■ **WHAT YOU WILL DO**: An acceptable answer contains every record below, unchanged, and no pictures.

■ **DATA TO EXAMINE**:
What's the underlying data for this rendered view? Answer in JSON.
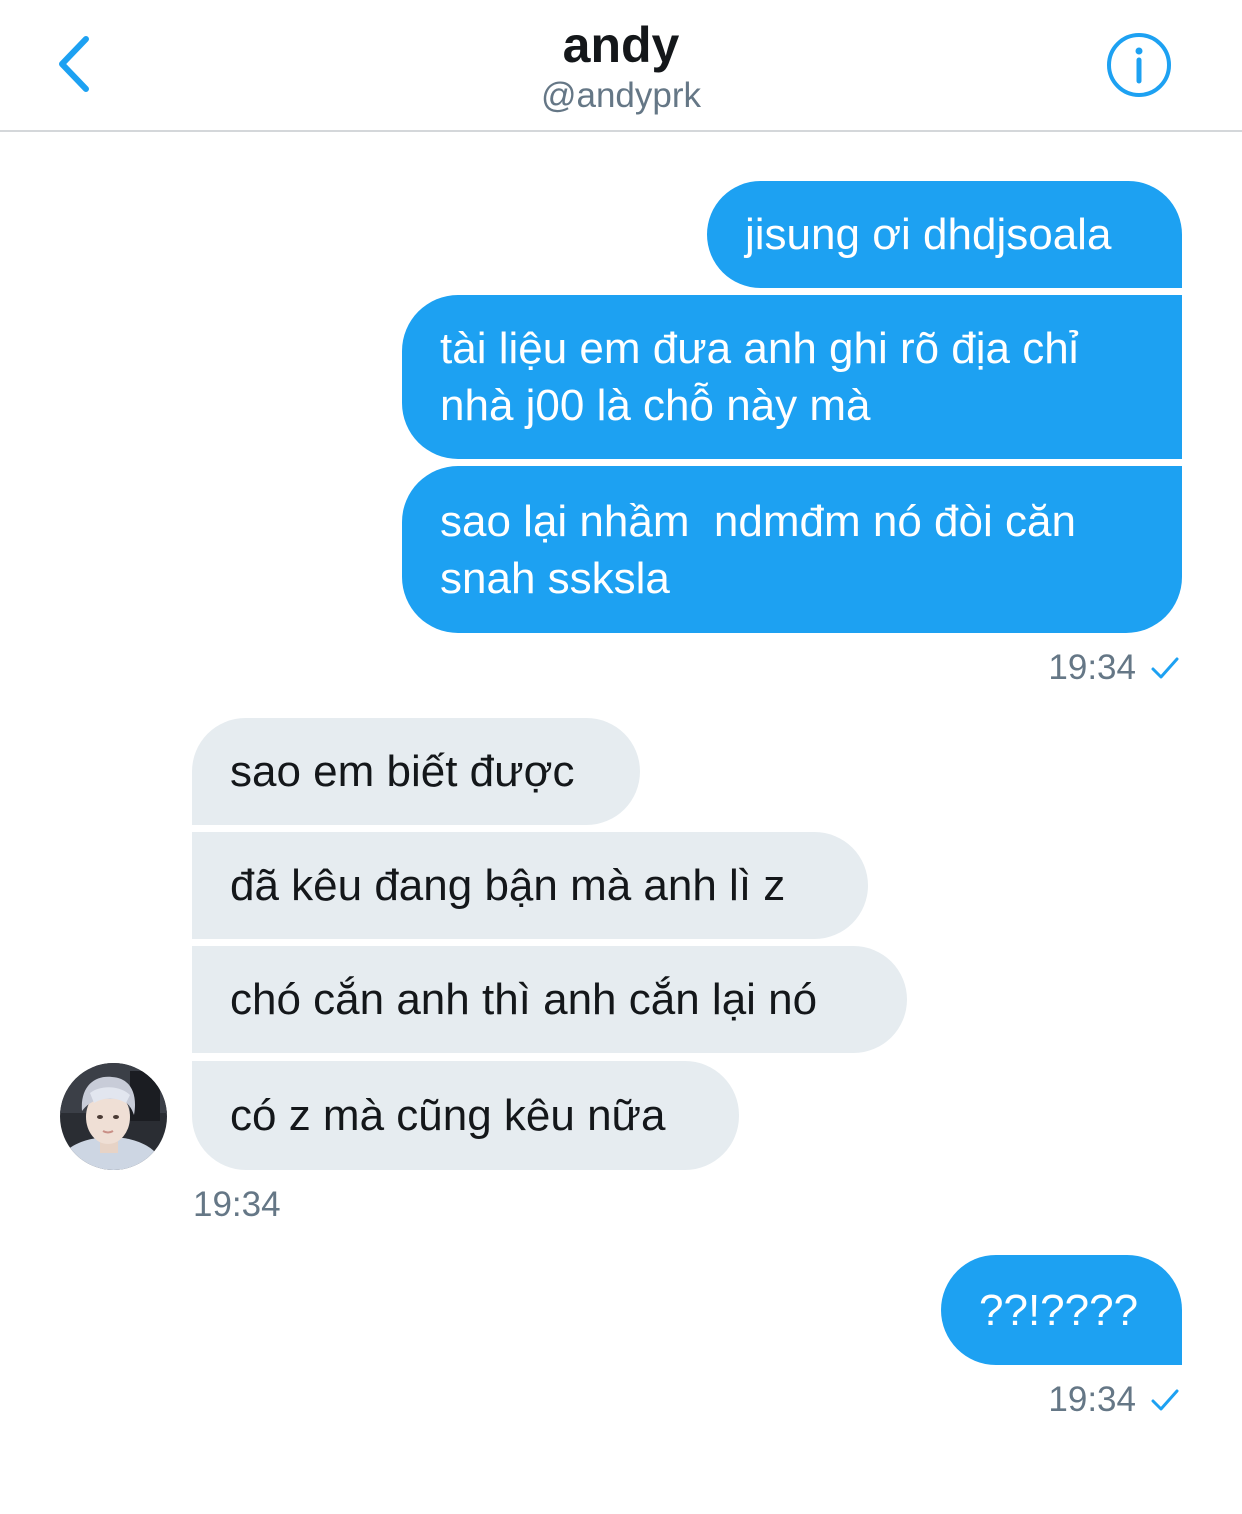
{
  "header": {
    "title": "andy",
    "handle": "@andyprk",
    "back_icon": "chevron-left-icon",
    "info_icon": "info-circle-icon",
    "accent_color": "#1da1f2"
  },
  "messages": [
    {
      "direction": "outgoing",
      "lines": [
        "jisung ơi dhdjsoala"
      ]
    },
    {
      "direction": "outgoing",
      "lines": [
        "tài liệu em đưa anh ghi rõ địa chỉ",
        "nhà j00 là chỗ này mà"
      ]
    },
    {
      "direction": "outgoing",
      "lines": [
        "sao lại nhầm  ndmđm nó đòi căn",
        "snah ssksla"
      ]
    },
    {
      "direction": "incoming",
      "lines": [
        "sao em biết được"
      ]
    },
    {
      "direction": "incoming",
      "lines": [
        "đã kêu đang bận mà anh lì z"
      ]
    },
    {
      "direction": "incoming",
      "lines": [
        "chó cắn anh thì anh cắn lại nó"
      ]
    },
    {
      "direction": "incoming",
      "lines": [
        "có z mà cũng kêu nữa"
      ]
    },
    {
      "direction": "outgoing",
      "lines": [
        "??!????"
      ]
    }
  ],
  "timestamps": {
    "group1": "19:34",
    "group2": "19:34",
    "group3": "19:34"
  },
  "status_icon": "checkmark-icon",
  "colors": {
    "outgoing_bubble": "#1da1f2",
    "incoming_bubble": "#e6ecf0",
    "meta_text": "#657786"
  }
}
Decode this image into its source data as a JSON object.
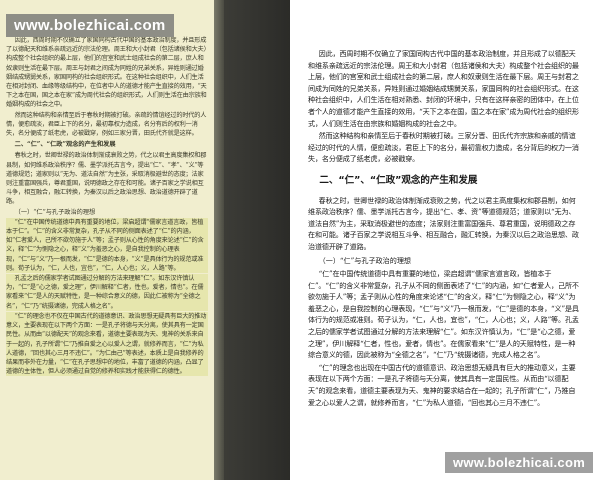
{
  "watermark": {
    "top": "www.bolezhicai.com",
    "bottom": "www.bolezhicai.com"
  },
  "left_page": {
    "p1": "上是田野中的。",
    "p1_text": "因此，西周时期不仅确立了家国同构古代中国的基本政治制度，并且形成了以德配天和维系亲疏远近的宗法伦理。周王和大小封君（包括诸侯和大夫）构成整个社会组织的最上层，他们的宫室和武士组成社会的第二层，庶人和奴隶则生活在最下层。周王与封君之间成为同姓的兄弟关系，异姓则通过婚姻结成甥舅关系，家国同构的社会组织形式。在这种社会组织中，人们生活在相对封闭、血缘等级结构中，在位者中人的道德才能产生直接的效用，“天下之本在国，国之本在家”成为周代社会的组织形式，人们则生活在由宗族和婚姻构成的社会之中。",
    "p2": "然而这种结构和亲情至后于春秋时期被打破。亲疏的情谊经过的时代的人情，便愈疏淡，君臣上下的名分，最初靠权力造成，名分有后的权利一消失，名分便成了纸老虎，必被戳穿，例如三家分晋，田氏代齐就是这样。",
    "section": "二、“仁”、“仁政”观念的产生和发展",
    "p3": "春秋之时，世卿世禄的政治体制渐成衰败之势，代之以君主高度集权和郡县制，如何维系政治秩序？儒、墨学派托古言今，提出“仁”、“孝”、“义”等道德规范；道家则以“无为、道法自然”为主张，采取消极避世的态度；法家则注重富国强兵，尊君重国，说明德政之存在和可能。诸子百家之学说相互斗争，相互融合，融汇转换，为秦汉以后之政治思想、政治道德开辟了道路。",
    "subsec": "（一）“仁”与孔子政治的理想",
    "p4": "“仁”在中国传统道德中具有重要的地位，梁启超谓“儒家言道言政，皆植本于仁”。“仁”的含义非常复杂，孔子从不同的侧面表述了“仁”的内涵，如“仁者爱人，己所不欲勿施于人”等；孟子则从心性的角度来论述“仁”的含义，释“仁”为恻隐之心，释“义”为羞恶之心，是自我控制的心理表现，“仁”与“义”乃一根而发，“仁”是德的本身，“义”是具体行为的规范或准则。荀子认为，“仁，人也，宜也”，“仁，人心也；义，人路”等。",
    "p5": "孔孟之后的儒家学者试图通过分解的方法来理解“仁”。如东汉许慎认为，“仁”是“心之德，爱之理”，伊川解释“仁者，性也，爱者，情也”。在儒家看来“仁”是人的天赋特性，是一种综合意义的德，因此仁被称为“全德之名”，“仁”乃“统摄诸德，完成人格之名”。",
    "p6": "“仁”的理念也不仅在中国古代的道德意识、政治思想无疑具有巨大的推动意义，主要表现在以下两个方面：一是孔子将德与天分离，使其具有一定国民性。从而由“以德配天”的观念来看，道德主要表现为天、鬼神的关系来自于一起的，孔子所谓“仁”乃推自爱之心以爱人之谓，就修养而言，“仁”为私人道德，“回也其心三月不违仁”。“为仁由己”等表述，本质上是自我修养的结果而非外在力量，“仁”在孔子思想中的地位，丰富了道德的内涵，凸显了道德的主体性，但人必须通过自觉的修养和实践才能获得仁的德性。"
  },
  "right_page": {
    "p1": "因此，西周时期不仅确立了家国同构古代中国的基本政治制度，并且形成了以德配天和维系亲疏远近的宗法伦理。周王和大小封君（包括诸侯和大夫）构成整个社会组织的最上层，他们的宫室和武士组成社会的第二层，庶人和奴隶则生活在最下层。周王与封君之间成为同姓的兄弟关系，异姓则通过婚姻结成甥舅关系，家国同构的社会组织形式。在这种社会组织中，人们生活在相对熟悉、封闭的环境中，只有在这样亲密的团体中，在上位者个人的道德才能产生直接的效用，“天下之本在国，国之本在家”成为周代社会的组织形式，人们则生活在由宗族和婚姻构成的社会之中。",
    "p2": "然而这种结构和亲情至后于春秋时期被打破。三家分晋、田氏代齐宗族和亲戚的情谊经过的时代的人情，便愈疏淡，君臣上下的名分，最初靠权力造成，名分背后的权力一消失，名分便成了纸老虎，必被戳穿。",
    "section": "二、“仁”、“仁政”观念的产生和发展",
    "p3": "春秋之时，世卿世禄的政治体制渐成衰败之势，代之以君主高度集权和郡县制，如何维系政治秩序？儒、墨学派托古言今，提出“仁、孝、资”等道德规范；道家则以“无为、道法自然”为主，采取消极避世的态度；法家则注重富国强兵、尊君重国，说明德政之存在和可能。诸子百家之学说相互斗争、相互融合，融汇转换，为秦汉以后之政治思想、政治道德开辟了道路。",
    "subsec": "（一）“仁”与孔子政治的理想",
    "p4": "“仁”在中国传统道德中具有重要的地位，梁启超谓“儒家言道言政，皆植本于仁”。“仁”的含义非常复杂，孔子从不同的侧面表述了“仁”的内涵，如“仁者爱人，己所不欲勿施于人”等；孟子则从心性的角度来论述“仁”的含义，释“仁”为恻隐之心，释“义”为羞恶之心，是自我控制的心理表现，“仁”与“义”乃一根而发，“仁”是德的本身，“义”是具体行为的规范或准则。荀子认为，“仁，人也，宜也”，“仁，人心也；义，人路”等。孔孟之后的儒家学者试图通过分解的方法来理解“仁”。如东汉许慎认为，“仁”是“心之德，爱之理”，伊川解释“仁者，性也，爱者，情也”。在儒家看来“仁”是人的天赋特性，是一种综合意义的德，因此被称为“全德之名”，“仁”乃“统摄诸德，完成人格之名”。",
    "p5": "“仁”的理念也出现在中国古代的道德意识、政治思想无疑具有巨大的推动意义，主要表现在以下两个方面：一是孔子将德与天分离，使其具有一定国民性。从而由“以德配天”的观念来看，道德主要表现为天、鬼神的要求结合在一起的；孔子所谓“仁”，乃推自爱之心以爱人之谓，就修养而言，“仁”为私人道德，“回也其心三月不违仁”。"
  }
}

■ **EXERCISE OUTPUT**:
What's the underlying data for this rendered view? Answer in JSON.
{
  "header": {
    "title": "andy",
    "handle": "@andyprk",
    "back_icon": "chevron-left-icon",
    "info_icon": "info-circle-icon",
    "accent_color": "#1da1f2"
  },
  "messages": [
    {
      "direction": "outgoing",
      "lines": [
        "jisung ơi dhdjsoala"
      ]
    },
    {
      "direction": "outgoing",
      "lines": [
        "tài liệu em đưa anh ghi rõ địa chỉ",
        "nhà j00 là chỗ này mà"
      ]
    },
    {
      "direction": "outgoing",
      "lines": [
        "sao lại nhầm  ndmđm nó đòi căn",
        "snah ssksla"
      ]
    },
    {
      "direction": "incoming",
      "lines": [
        "sao em biết được"
      ]
    },
    {
      "direction": "incoming",
      "lines": [
        "đã kêu đang bận mà anh lì z"
      ]
    },
    {
      "direction": "incoming",
      "lines": [
        "chó cắn anh thì anh cắn lại nó"
      ]
    },
    {
      "direction": "incoming",
      "lines": [
        "có z mà cũng kêu nữa"
      ]
    },
    {
      "direction": "outgoing",
      "lines": [
        "??!????"
      ]
    }
  ],
  "timestamps": {
    "group1": "19:34",
    "group2": "19:34",
    "group3": "19:34"
  },
  "status_icon": "checkmark-icon",
  "colors": {
    "outgoing_bubble": "#1da1f2",
    "incoming_bubble": "#e6ecf0",
    "meta_text": "#657786"
  }
}
Decode this image into its source data as a JSON object.
{
  "watermark": {
    "top": "www.bolezhicai.com",
    "bottom": "www.bolezhicai.com"
  },
  "left_page": {
    "p1": "上是田野中的。",
    "p1_text": "因此，西周时期不仅确立了家国同构古代中国的基本政治制度，并且形成了以德配天和维系亲疏远近的宗法伦理。周王和大小封君（包括诸侯和大夫）构成整个社会组织的最上层，他们的宫室和武士组成社会的第二层，庶人和奴隶则生活在最下层。周王与封君之间成为同姓的兄弟关系，异姓则通过婚姻结成甥舅关系，家国同构的社会组织形式。在这种社会组织中，人们生活在相对封闭、血缘等级结构中，在位者中人的道德才能产生直接的效用，“天下之本在国，国之本在家”成为周代社会的组织形式，人们则生活在由宗族和婚姻构成的社会之中。",
    "p2": "然而这种结构和亲情至后于春秋时期被打破。亲疏的情谊经过的时代的人情，便愈疏淡，君臣上下的名分，最初靠权力造成，名分有后的权利一消失，名分便成了纸老虎，必被戳穿，例如三家分晋，田氏代齐就是这样。",
    "section": "二、“仁”、“仁政”观念的产生和发展",
    "p3": "春秋之时，世卿世禄的政治体制渐成衰败之势，代之以君主高度集权和郡县制，如何维系政治秩序？儒、墨学派托古言今，提出“仁”、“孝”、“义”等道德规范；道家则以“无为、道法自然”为主张，采取消极避世的态度；法家则注重富国强兵，尊君重国，说明德政之存在和可能。诸子百家之学说相互斗争，相互融合，融汇转换，为秦汉以后之政治思想、政治道德开辟了道路。",
    "subsec": "（一）“仁”与孔子政治的理想",
    "p4": "“仁”在中国传统道德中具有重要的地位，梁启超谓“儒家言道言政，皆植本于仁”。“仁”的含义非常复杂，孔子从不同的侧面表述了“仁”的内涵，如“仁者爱人，己所不欲勿施于人”等；孟子则从心性的角度来论述“仁”的含义，释“仁”为恻隐之心，释“义”为羞恶之心，是自我控制的心理表现，“仁”与“义”乃一根而发，“仁”是德的本身，“义”是具体行为的规范或准则。荀子认为，“仁，人也，宜也”，“仁，人心也；义，人路”等。",
    "p5": "孔孟之后的儒家学者试图通过分解的方法来理解“仁”。如东汉许慎认为，“仁”是“心之德，爱之理”，伊川解释“仁者，性也，爱者，情也”。在儒家看来“仁”是人的天赋特性，是一种综合意义的德，因此仁被称为“全德之名”，“仁”乃“统摄诸德，完成人格之名”。",
    "p6": "“仁”的理念也不仅在中国古代的道德意识、政治思想无疑具有巨大的推动意义，主要表现在以下两个方面：一是孔子将德与天分离，使其具有一定国民性。从而由“以德配天”的观念来看，道德主要表现为天、鬼神的关系来自于一起的，孔子所谓“仁”乃推自爱之心以爱人之谓，就修养而言，“仁”为私人道德，“回也其心三月不违仁”。“为仁由己”等表述，本质上是自我修养的结果而非外在力量，“仁”在孔子思想中的地位，丰富了道德的内涵，凸显了道德的主体性，但人必须通过自觉的修养和实践才能获得仁的德性。"
  },
  "right_page": {
    "p1": "因此，西周时期不仅确立了家国同构古代中国的基本政治制度，并且形成了以德配天和维系亲疏远近的宗法伦理。周王和大小封君（包括诸侯和大夫）构成整个社会组织的最上层，他们的宫室和武士组成社会的第二层，庶人和奴隶则生活在最下层。周王与封君之间成为同姓的兄弟关系，异姓则通过婚姻结成甥舅关系，家国同构的社会组织形式。在这种社会组织中，人们生活在相对熟悉、封闭的环境中，只有在这样亲密的团体中，在上位者个人的道德才能产生直接的效用，“天下之本在国，国之本在家”成为周代社会的组织形式，人们则生活在由宗族和婚姻构成的社会之中。",
    "p2": "然而这种结构和亲情至后于春秋时期被打破。三家分晋、田氏代齐宗族和亲戚的情谊经过的时代的人情，便愈疏淡，君臣上下的名分，最初靠权力造成，名分背后的权力一消失，名分便成了纸老虎，必被戳穿。",
    "section": "二、“仁”、“仁政”观念的产生和发展",
    "p3": "春秋之时，世卿世禄的政治体制渐成衰败之势，代之以君主高度集权和郡县制，如何维系政治秩序？儒、墨学派托古言今，提出“仁、孝、资”等道德规范；道家则以“无为、道法自然”为主，采取消极避世的态度；法家则注重富国强兵、尊君重国，说明德政之存在和可能。诸子百家之学说相互斗争、相互融合，融汇转换，为秦汉以后之政治思想、政治道德开辟了道路。",
    "subsec": "（一）“仁”与孔子政治的理想",
    "p4": "“仁”在中国传统道德中具有重要的地位，梁启超谓“儒家言道言政，皆植本于仁”。“仁”的含义非常复杂，孔子从不同的侧面表述了“仁”的内涵，如“仁者爱人，己所不欲勿施于人”等；孟子则从心性的角度来论述“仁”的含义，释“仁”为恻隐之心，释“义”为羞恶之心，是自我控制的心理表现，“仁”与“义”乃一根而发，“仁”是德的本身，“义”是具体行为的规范或准则。荀子认为，“仁，人也，宜也”，“仁，人心也；义，人路”等。孔孟之后的儒家学者试图通过分解的方法来理解“仁”。如东汉许慎认为，“仁”是“心之德，爱之理”，伊川解释“仁者，性也，爱者，情也”。在儒家看来“仁”是人的天赋特性，是一种综合意义的德，因此被称为“全德之名”，“仁”乃“统摄诸德，完成人格之名”。",
    "p5": "“仁”的理念也出现在中国古代的道德意识、政治思想无疑具有巨大的推动意义，主要表现在以下两个方面：一是孔子将德与天分离，使其具有一定国民性。从而由“以德配天”的观念来看，道德主要表现为天、鬼神的要求结合在一起的；孔子所谓“仁”，乃推自爱之心以爱人之谓，就修养而言，“仁”为私人道德，“回也其心三月不违仁”。"
  }
}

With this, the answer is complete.